The solar industry, as well as actors connected to this industry, see themselves predominantly as supporters of the environment and humanity and as such also advocates of human rights. Even large Chinese PV manufacturers publish statements to this effect, at least to the extent they are listed on Western stock exchanges. I do not want to speculate on whether these statements reflect the truth. But what does the topic of human rights have to do with the solar industry? more ...
Looking back at the past year, the renewables sector has seen two extremes. In Germany, disparity was triggered in part by the recently passed amendment to the Renewable Energy Act (EEG). For PV in particular, the pendulum will swing in favor of installers of small systems in the near term. For installations up to 30 kWp, the new law has cleared market barriers. more ...
Thanks for what - thanks for nothing? No, I don't want to express it that drastically. Alongside all of the crises, 2020 has brought us a few good initiatives and developments. In the folowing I want to look back over the second half year, and offer a quick look at what could be in store for 2021. more ...
I’ll kick off this year’s retrospective with a line that sounds like it’s right out of a German pop song: last spring, it all felt so right... And yet, what followed was not only one of the hottest years since global temperatures were recorded but also one of the craziest years we’ve seen in recent decades. This month and next, I’ll look back at how the German and European PV markets developed under the pall of the pandemic and the climate crisis with a special focus on the antics that have kept us on the edge of our seats in this country thanks to the latest iteration of our Renewable Energy Act (EEG). more ...

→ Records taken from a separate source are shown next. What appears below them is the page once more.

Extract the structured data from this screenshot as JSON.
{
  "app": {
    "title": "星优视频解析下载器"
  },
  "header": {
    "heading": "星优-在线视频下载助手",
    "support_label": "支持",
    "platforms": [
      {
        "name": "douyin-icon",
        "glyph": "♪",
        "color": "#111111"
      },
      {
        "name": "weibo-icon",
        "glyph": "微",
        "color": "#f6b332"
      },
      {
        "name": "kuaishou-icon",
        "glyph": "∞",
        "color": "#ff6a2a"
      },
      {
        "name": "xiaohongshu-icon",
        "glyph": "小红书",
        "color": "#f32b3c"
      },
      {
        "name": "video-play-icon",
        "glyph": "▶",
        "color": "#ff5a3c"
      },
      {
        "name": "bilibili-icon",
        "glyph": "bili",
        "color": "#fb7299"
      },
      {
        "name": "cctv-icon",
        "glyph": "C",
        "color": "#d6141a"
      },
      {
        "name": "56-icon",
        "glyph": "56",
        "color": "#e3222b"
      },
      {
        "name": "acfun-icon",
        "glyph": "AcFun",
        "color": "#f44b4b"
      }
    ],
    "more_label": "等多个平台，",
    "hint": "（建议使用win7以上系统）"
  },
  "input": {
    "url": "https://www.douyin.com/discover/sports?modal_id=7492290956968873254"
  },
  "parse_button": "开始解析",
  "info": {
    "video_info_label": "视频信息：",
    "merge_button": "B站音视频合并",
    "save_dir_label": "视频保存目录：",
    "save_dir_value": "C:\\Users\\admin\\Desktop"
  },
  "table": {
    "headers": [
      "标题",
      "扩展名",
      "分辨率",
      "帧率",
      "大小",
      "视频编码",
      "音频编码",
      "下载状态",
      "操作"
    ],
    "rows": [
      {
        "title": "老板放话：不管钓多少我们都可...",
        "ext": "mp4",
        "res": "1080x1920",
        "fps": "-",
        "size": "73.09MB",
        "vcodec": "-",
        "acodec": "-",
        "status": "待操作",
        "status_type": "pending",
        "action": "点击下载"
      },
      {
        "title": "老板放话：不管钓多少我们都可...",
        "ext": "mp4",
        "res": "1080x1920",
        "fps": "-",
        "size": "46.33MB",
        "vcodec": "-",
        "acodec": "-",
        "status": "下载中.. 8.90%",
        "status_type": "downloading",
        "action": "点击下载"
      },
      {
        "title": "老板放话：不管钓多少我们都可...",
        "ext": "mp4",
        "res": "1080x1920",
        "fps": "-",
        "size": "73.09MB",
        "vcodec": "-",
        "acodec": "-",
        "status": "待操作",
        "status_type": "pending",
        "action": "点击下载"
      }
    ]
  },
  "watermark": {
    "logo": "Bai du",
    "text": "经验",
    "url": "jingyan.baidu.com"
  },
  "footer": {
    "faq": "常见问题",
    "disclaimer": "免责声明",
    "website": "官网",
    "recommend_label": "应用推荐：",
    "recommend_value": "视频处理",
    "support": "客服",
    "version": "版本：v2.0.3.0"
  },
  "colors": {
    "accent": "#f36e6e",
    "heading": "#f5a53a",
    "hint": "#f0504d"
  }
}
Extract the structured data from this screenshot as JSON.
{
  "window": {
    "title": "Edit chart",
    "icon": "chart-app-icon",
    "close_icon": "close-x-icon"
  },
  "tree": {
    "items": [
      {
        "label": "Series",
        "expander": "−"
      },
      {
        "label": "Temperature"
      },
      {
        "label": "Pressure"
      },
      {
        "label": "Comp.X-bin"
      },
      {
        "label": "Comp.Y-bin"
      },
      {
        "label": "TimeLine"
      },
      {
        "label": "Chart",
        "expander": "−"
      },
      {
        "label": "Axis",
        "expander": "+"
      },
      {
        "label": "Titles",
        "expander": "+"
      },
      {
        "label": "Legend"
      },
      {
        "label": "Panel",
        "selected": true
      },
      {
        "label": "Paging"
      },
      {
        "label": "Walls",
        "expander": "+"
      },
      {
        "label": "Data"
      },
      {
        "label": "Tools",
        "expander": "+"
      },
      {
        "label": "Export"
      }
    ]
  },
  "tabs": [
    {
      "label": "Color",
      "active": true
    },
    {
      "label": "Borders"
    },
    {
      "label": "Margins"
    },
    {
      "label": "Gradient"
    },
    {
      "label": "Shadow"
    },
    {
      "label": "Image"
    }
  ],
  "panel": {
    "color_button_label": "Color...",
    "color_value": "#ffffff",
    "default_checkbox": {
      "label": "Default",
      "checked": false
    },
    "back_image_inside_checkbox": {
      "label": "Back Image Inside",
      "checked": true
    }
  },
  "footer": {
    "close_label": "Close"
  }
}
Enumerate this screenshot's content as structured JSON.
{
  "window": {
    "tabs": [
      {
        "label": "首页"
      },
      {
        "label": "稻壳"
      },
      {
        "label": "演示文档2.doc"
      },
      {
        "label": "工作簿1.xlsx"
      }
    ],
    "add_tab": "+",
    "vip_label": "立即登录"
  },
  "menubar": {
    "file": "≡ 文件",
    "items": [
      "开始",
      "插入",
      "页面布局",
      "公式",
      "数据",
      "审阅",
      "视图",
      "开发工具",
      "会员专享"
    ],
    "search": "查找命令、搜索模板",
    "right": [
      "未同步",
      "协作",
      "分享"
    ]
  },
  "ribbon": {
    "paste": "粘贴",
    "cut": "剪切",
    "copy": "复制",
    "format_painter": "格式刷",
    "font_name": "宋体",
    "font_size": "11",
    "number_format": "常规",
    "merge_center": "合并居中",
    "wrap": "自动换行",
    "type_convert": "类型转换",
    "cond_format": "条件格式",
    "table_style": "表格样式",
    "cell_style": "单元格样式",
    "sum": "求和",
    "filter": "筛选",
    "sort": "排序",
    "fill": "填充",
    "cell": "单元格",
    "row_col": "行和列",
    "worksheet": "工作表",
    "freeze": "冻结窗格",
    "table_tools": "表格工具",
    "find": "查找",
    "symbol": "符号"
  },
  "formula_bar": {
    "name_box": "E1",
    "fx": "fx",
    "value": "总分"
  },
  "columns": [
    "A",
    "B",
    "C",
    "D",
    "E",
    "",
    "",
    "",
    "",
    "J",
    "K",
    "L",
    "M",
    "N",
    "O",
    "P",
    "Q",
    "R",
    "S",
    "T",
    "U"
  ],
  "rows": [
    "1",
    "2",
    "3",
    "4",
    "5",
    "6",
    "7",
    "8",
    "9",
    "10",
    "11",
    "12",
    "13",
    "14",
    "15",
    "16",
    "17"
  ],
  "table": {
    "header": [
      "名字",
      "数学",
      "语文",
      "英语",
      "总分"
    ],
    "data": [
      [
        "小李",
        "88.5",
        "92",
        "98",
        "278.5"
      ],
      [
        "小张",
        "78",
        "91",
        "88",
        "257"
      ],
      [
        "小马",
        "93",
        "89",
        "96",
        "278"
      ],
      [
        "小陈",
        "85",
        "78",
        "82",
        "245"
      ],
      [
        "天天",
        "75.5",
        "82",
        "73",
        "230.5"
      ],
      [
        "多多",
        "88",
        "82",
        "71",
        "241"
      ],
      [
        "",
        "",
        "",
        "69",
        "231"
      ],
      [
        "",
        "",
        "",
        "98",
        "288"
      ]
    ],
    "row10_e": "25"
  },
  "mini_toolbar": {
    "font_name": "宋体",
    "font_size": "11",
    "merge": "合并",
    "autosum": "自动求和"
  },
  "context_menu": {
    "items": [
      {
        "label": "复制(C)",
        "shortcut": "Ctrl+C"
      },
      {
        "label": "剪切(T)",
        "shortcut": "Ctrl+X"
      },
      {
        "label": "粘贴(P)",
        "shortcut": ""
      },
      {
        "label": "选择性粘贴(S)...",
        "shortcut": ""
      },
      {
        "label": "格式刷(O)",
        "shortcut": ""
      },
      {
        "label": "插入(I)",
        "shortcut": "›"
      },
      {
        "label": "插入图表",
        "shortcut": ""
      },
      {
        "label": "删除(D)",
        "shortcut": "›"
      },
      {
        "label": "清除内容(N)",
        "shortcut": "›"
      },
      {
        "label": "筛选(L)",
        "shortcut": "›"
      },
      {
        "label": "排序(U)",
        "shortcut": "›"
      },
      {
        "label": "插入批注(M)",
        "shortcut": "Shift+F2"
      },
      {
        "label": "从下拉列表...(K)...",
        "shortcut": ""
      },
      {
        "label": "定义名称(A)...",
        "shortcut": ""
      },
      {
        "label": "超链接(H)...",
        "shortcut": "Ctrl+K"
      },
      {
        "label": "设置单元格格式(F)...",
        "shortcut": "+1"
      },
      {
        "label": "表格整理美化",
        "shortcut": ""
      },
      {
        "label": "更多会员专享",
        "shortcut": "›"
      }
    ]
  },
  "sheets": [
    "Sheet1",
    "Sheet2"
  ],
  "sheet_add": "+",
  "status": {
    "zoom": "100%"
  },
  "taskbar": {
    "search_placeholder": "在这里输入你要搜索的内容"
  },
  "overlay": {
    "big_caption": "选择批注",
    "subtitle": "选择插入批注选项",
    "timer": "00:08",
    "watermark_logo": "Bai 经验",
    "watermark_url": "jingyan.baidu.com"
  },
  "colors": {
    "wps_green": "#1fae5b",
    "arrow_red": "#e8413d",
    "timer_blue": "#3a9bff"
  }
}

As much as 15% of all renewable energy projects in Europe could be delayed or cancelled due to the coronavirus crisis, according to a recent warning issued by McKinsey. Financial difficulties and reduced working hours had held many back from investing, despite a raft of economic stimulus programs. The pandemic also had a negative impact on the energy markets themselves, says the consultancy. Persistently lower commodity prices made conventional energy sources more attractive, and the expansion of renewables less popular. more ...
Just how dire the consequences are of the unambitious draft bill of the Renewable Energies Act (EEG) recently proposed by the German federal government cannot be overstated - both for the future of the solar industry in Germany and for our civilization as a whole. more ...
From mid-July to early August, prices fell across the board – perhaps for the last time this year amid indications that the slide in prices over recent months will soon come to an end. Most manufacturers have either announced price increases in the range of a few cents per watt for the fourth quarter, or have already released adjusted price lists. But anybody who thinks that they can still buy cheap modules in unlimited quantities for short-term delivery is in for a disappointment. more ...